------ DATA EXCERPTS ------

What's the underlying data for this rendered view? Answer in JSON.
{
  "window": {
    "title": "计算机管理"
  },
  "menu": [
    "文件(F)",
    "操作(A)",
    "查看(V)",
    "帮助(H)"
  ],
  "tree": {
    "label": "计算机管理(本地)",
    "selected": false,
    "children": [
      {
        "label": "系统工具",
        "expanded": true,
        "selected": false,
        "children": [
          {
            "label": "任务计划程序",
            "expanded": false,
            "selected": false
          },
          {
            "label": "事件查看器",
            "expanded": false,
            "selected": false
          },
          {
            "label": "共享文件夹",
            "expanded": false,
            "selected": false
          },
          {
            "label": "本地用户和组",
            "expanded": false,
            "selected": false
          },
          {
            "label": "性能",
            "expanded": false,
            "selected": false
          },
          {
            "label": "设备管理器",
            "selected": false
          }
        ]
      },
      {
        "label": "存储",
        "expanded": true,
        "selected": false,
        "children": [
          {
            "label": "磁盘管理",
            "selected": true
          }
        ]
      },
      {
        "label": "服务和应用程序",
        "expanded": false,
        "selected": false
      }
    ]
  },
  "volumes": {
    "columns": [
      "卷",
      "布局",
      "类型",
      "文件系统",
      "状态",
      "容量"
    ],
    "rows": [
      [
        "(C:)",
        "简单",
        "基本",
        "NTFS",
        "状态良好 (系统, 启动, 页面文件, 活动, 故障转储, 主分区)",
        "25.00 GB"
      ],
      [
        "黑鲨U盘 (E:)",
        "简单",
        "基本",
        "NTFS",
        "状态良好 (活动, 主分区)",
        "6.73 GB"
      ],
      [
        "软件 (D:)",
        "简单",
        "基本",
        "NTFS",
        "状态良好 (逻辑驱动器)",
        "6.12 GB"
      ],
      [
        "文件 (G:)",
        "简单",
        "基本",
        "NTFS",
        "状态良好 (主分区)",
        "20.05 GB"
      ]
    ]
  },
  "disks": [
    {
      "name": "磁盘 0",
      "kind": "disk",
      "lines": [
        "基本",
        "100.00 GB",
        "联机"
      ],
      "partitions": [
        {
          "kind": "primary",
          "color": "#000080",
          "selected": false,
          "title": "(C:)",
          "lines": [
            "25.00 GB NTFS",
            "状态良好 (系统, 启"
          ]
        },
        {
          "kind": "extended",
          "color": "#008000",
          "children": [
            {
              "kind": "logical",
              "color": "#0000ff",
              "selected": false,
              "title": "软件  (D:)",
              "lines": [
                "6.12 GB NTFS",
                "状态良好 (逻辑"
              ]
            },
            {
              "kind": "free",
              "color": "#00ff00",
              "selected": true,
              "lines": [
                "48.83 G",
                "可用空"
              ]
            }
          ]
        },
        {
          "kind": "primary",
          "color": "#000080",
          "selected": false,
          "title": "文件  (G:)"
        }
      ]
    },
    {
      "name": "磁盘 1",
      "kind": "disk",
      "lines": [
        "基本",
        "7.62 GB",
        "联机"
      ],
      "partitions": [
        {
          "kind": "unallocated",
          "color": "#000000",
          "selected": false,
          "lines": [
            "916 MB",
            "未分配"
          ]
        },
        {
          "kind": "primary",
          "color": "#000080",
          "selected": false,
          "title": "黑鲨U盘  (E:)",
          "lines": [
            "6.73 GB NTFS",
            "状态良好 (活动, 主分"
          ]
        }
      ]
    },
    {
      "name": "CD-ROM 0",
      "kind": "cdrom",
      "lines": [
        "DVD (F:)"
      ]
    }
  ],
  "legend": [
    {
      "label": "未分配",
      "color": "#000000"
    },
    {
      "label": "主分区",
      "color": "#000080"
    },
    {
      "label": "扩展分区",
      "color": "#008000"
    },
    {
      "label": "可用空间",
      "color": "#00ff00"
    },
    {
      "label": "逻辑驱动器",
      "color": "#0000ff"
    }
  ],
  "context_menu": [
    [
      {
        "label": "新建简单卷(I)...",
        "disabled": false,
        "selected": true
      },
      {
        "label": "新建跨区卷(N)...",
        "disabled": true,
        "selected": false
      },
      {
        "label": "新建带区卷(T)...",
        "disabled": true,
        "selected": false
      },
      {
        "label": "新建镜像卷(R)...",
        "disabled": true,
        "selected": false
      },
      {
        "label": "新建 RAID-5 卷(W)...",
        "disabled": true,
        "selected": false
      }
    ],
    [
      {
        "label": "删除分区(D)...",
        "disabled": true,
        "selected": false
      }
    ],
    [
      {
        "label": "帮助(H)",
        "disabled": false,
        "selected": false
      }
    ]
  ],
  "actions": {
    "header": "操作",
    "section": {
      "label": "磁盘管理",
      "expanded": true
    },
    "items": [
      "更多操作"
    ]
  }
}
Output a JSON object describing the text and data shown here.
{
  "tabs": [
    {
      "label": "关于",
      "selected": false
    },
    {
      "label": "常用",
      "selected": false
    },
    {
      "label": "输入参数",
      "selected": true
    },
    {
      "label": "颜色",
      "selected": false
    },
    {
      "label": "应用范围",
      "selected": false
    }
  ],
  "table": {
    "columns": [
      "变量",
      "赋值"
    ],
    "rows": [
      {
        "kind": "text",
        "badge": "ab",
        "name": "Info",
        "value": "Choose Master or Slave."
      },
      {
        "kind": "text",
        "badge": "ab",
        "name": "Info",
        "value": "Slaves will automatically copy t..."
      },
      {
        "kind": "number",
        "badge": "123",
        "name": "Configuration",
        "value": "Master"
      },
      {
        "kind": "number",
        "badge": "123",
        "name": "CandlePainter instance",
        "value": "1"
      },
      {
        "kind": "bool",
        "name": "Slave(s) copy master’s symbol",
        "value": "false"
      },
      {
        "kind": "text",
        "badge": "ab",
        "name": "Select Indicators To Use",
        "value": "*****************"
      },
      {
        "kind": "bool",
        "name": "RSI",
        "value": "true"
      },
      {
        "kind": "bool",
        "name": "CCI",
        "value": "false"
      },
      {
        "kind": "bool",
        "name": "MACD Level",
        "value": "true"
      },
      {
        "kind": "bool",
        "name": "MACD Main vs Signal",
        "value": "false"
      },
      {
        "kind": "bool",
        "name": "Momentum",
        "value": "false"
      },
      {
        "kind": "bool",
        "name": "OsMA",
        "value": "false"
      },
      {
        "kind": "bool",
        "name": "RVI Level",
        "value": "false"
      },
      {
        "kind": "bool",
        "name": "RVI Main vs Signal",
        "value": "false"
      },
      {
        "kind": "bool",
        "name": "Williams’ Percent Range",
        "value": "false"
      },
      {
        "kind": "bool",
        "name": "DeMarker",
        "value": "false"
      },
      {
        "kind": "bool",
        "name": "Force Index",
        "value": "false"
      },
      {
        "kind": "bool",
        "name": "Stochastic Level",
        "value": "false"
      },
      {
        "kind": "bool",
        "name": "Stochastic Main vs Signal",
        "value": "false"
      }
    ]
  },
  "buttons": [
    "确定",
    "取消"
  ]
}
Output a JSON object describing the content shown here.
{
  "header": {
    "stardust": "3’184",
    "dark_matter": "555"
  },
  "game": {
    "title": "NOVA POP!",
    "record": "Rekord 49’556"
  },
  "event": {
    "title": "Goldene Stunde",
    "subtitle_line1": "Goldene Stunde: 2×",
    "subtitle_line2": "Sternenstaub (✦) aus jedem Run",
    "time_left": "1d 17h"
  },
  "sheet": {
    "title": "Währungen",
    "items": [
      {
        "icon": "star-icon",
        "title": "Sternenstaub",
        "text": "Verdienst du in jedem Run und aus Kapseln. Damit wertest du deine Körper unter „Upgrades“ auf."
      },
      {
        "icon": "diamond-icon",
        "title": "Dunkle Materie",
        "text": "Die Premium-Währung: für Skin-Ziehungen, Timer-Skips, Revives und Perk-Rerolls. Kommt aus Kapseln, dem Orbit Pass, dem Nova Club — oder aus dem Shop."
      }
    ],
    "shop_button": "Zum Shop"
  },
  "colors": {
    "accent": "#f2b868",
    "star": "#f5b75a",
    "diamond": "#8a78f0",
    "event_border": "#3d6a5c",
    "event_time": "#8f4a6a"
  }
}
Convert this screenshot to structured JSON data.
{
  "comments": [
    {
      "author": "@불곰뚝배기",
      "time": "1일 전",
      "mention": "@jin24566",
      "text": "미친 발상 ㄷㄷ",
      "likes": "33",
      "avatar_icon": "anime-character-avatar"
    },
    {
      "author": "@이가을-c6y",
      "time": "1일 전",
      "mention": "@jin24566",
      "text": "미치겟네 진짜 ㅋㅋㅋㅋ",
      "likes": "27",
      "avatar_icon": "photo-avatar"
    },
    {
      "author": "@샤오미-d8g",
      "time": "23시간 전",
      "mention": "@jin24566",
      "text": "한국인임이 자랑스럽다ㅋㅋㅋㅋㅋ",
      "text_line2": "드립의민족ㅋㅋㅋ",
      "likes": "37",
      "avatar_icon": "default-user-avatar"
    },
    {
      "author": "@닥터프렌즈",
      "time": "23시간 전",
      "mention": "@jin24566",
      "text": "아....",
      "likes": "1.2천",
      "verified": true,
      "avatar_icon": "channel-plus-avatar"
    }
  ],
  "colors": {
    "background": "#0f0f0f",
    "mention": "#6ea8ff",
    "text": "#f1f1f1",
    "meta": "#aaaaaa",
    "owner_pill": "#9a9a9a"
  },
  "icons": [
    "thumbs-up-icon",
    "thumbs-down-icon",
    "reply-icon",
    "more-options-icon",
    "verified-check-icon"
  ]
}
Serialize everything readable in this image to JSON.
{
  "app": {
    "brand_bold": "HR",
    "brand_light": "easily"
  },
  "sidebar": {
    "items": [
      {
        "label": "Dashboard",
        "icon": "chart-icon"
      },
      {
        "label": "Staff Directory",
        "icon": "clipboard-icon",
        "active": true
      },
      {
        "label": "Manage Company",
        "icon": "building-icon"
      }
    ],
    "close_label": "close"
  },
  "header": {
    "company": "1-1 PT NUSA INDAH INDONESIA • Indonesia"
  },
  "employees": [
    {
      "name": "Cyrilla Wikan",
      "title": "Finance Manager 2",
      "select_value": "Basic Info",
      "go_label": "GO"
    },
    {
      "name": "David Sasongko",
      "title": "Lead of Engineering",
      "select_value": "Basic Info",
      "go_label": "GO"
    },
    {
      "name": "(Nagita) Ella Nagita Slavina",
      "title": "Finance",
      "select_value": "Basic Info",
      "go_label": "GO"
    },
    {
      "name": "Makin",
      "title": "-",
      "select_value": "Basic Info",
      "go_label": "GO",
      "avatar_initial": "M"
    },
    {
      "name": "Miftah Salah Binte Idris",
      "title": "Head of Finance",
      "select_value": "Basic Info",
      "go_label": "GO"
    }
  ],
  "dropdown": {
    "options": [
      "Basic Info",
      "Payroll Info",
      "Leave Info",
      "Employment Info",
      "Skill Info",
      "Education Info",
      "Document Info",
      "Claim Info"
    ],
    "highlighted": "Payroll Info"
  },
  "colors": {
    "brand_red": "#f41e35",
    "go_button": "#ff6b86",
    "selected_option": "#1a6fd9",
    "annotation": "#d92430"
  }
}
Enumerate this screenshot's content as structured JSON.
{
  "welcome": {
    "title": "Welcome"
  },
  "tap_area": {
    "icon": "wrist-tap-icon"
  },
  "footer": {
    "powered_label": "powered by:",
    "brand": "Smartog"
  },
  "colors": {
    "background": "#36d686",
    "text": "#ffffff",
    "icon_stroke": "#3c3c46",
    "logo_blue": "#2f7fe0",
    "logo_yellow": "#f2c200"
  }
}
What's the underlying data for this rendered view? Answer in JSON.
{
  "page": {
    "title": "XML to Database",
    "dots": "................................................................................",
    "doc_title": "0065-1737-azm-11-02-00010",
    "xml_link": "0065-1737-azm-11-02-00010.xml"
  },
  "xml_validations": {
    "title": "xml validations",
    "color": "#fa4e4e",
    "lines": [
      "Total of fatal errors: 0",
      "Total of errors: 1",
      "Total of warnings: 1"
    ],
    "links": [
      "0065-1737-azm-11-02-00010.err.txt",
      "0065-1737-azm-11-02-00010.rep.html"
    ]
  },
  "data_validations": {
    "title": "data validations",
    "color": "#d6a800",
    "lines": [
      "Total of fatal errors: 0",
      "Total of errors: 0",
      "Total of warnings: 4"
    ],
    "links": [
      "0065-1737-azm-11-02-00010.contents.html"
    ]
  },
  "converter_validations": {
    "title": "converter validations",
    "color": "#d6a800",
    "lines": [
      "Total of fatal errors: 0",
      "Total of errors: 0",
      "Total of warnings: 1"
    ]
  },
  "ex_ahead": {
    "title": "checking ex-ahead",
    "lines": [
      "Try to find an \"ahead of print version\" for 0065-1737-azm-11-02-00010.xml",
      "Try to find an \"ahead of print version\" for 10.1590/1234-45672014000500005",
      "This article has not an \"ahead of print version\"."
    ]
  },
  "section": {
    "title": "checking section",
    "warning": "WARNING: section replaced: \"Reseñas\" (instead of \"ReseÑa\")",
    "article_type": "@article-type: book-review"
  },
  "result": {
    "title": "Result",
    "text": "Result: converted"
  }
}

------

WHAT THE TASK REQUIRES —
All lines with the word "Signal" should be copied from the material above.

FINISHED TASK —
        "name": "MACD Main vs Signal",
        "name": "RVI Main vs Signal",
        "name": "Stochastic Main vs Signal",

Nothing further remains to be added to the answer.